[WORK TO BE COMPLETED] For the records below, say how many lines contain the string "title". Give no other text.

═════ TASK INPUT

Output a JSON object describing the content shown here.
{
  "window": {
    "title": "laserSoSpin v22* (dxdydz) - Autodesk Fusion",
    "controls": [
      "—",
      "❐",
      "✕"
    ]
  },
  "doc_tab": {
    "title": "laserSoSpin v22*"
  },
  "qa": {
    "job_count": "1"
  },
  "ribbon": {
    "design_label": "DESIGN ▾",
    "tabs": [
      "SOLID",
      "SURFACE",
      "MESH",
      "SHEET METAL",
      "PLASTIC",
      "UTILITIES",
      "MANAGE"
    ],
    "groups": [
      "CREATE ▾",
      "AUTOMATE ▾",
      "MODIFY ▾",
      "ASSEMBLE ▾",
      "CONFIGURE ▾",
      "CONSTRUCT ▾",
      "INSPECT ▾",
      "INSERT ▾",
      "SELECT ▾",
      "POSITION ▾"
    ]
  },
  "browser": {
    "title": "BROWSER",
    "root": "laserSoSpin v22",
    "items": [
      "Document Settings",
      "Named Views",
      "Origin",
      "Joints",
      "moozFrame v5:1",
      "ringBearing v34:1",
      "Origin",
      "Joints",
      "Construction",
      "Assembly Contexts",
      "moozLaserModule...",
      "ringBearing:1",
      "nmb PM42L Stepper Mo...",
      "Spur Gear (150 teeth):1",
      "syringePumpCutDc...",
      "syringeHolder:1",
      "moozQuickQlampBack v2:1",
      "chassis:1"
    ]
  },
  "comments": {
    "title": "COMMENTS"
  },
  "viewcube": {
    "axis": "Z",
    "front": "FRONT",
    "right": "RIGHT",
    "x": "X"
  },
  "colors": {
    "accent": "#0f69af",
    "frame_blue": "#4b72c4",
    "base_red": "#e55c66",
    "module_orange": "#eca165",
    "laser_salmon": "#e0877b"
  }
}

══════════
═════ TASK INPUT

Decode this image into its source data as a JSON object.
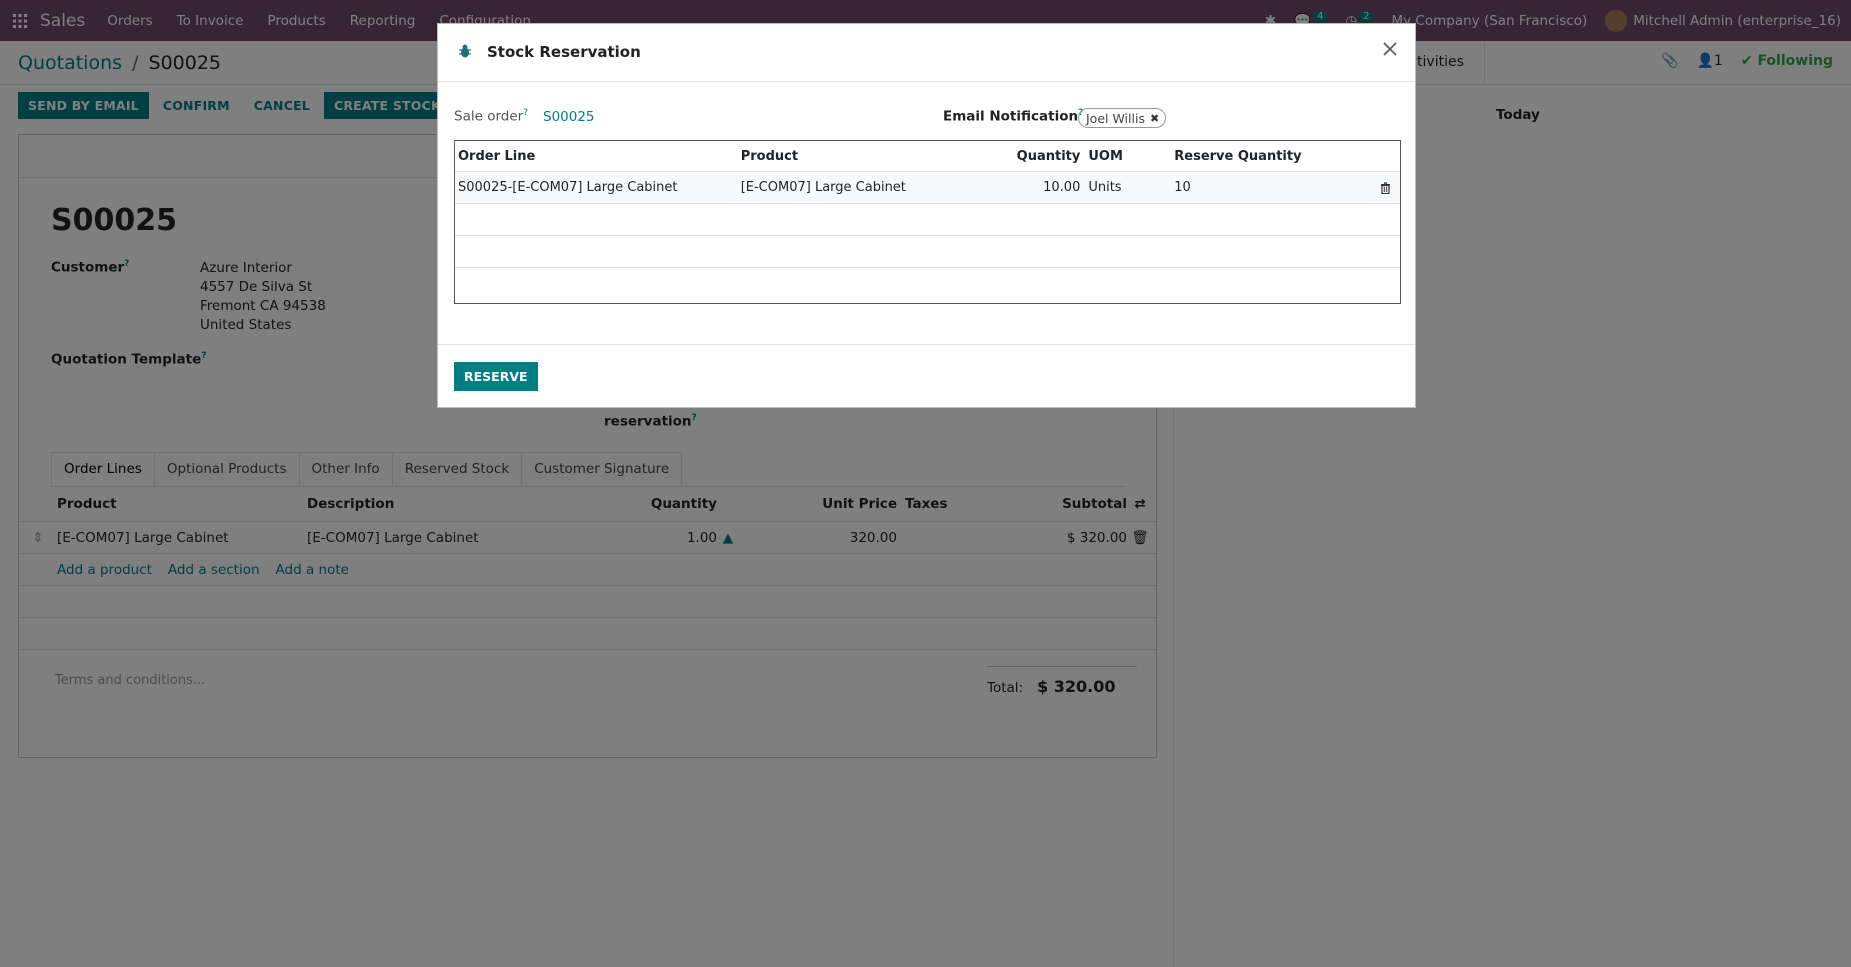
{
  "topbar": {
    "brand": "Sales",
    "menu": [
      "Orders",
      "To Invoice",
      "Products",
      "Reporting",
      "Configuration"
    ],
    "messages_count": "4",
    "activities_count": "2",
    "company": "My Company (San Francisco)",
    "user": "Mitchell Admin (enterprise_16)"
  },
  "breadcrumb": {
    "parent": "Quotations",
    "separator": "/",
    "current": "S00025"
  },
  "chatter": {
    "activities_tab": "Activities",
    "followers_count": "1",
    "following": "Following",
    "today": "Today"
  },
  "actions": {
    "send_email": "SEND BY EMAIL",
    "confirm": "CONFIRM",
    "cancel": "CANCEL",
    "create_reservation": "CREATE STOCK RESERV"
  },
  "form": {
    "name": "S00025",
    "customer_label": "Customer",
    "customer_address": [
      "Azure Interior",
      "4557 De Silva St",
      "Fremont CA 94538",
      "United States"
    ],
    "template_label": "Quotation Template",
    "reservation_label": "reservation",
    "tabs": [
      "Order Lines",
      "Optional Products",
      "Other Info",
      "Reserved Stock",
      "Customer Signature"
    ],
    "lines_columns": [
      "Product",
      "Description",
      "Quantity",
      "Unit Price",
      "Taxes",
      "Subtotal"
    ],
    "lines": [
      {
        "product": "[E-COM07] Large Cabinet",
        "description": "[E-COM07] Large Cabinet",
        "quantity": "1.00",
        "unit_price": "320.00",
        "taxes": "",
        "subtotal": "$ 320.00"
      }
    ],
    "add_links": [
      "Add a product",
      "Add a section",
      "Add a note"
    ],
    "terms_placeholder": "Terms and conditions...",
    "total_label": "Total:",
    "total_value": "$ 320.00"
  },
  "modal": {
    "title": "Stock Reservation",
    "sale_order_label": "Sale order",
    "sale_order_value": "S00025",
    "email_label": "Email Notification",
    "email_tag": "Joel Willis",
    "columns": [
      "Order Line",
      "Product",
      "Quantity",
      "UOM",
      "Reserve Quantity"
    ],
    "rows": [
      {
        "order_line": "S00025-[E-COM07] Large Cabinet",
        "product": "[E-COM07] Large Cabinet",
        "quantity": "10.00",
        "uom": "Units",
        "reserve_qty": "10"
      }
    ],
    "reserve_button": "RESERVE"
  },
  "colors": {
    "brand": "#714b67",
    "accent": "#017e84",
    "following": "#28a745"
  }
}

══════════

[YOUR SOLUTION] 5